The Journal was given a guided tour of one of the most exciting historical finds in living memory, dug up by archaeologists and volunteers at Binchester Roman Fort near Bishop Auckland.
Experts hope the discovery of artifacts dating back 1,800 years will boost the visitor attraction’s tourism appeal and help locals learn what life in the area used to be like.
“Its name was given not because we have a volcano in Bishop Auckland, but to indicate the marvellous state of preservation of some of the remains,” says Dr David Mason, principal archaeologist for Durham County Council.
“Promoting the site has been difficult in the past but now we can accommodate people and we have got something exciting to show them.”
Among the discoveries include a huge bath house, an inscribed altar dedicated to the Roman Goddess Fortune the Home-bringer and one of the earliest pieces of evidence for Christianity in Roman Britain - a silver ring.
Rubbish chucked away by the Romans 2,000 years ago has had the same effect as the ash of Vesuvius, preserving the world’s most intact bath house outside of Italy.

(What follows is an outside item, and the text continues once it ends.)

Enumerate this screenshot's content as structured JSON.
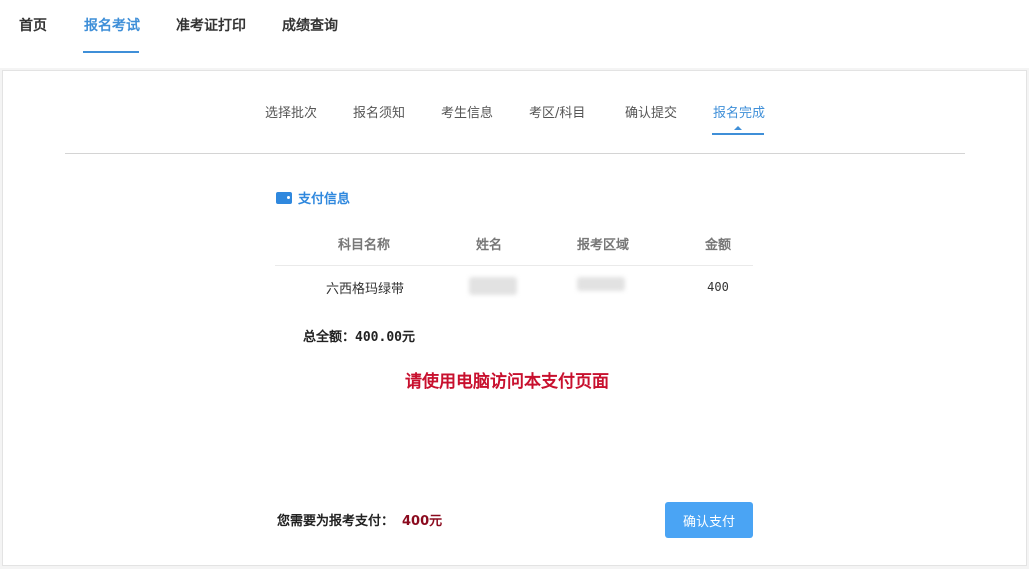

It is the second large trench dug at the fort since the launch of an archaeological project in 2009 and took four years.
Volunteers, archaeologists and students from the North East and as far as America have been working on the project for around eight weeks each summer since 2010.
Dr Mason said: “During excavations, we were beginning to get a hint of how well preserved the site would be but when it was emptied out it was staggering.
“If we had the whole site excavated you would be able to walk around a fully-preserved building. It would be like walking around a building in Pompeii.
“There is a good chance that buildings nearby are equally well preserved. We predict the bath house as we see it is only roughly a third of its actual size, but to dig up the whole site would take centuries.”
Archaeologists believe the findings make up part of a small town, once a hive of activity, and project coordinator Dr David Petts, lecturer in archaeology at Durham University, says the potential is huge.
“This is certainly one of the largest Roman settlements in County Durham and is likely to be the best preserved site in Britain,” he said.
“It has the potential to be one of the best Roman forts in the North. In terms of excavators, we have had a really loyal group of people who come out every year, rain or shine.”
But the site may not be around for long. Funding problems may mean that the trenches may be covered over at the end of project, due to finish next year.
Funding currently comes from Durham University, the county council, fundraising and grants from English Heritage, while the land is owned by the Church Commissioners.
Dr Mason said: “Whatever you spend on excavating you will need spend again on post-excavations, which are costly.
“In 12 months’ time we have got to seriously start thinking whether it is possible to carry on. There is an outside chance but it is not likely and it would be a great shame.
“In that case it would probably be open until next summer when it is likely to get covered up.”
Julian Kotze, who lives in a cottage by the fort’s visitor centre, said: “It is a very exciting time for me personally, as in theory I am the last ‘alive’ one living here and the whole idea of living on top of history is quite special.
“If the work cannot carry on beyond next year I believe it should be recognised as local history.”
Members of the public are invited to look around the site this tomorrow and Sunday, with tours and a re-enactments running at 11am and 2pm. Entry is £5 for adults, £4 concessions and £3 for children (under-4s go free).
More recent archaeological finds in the North East: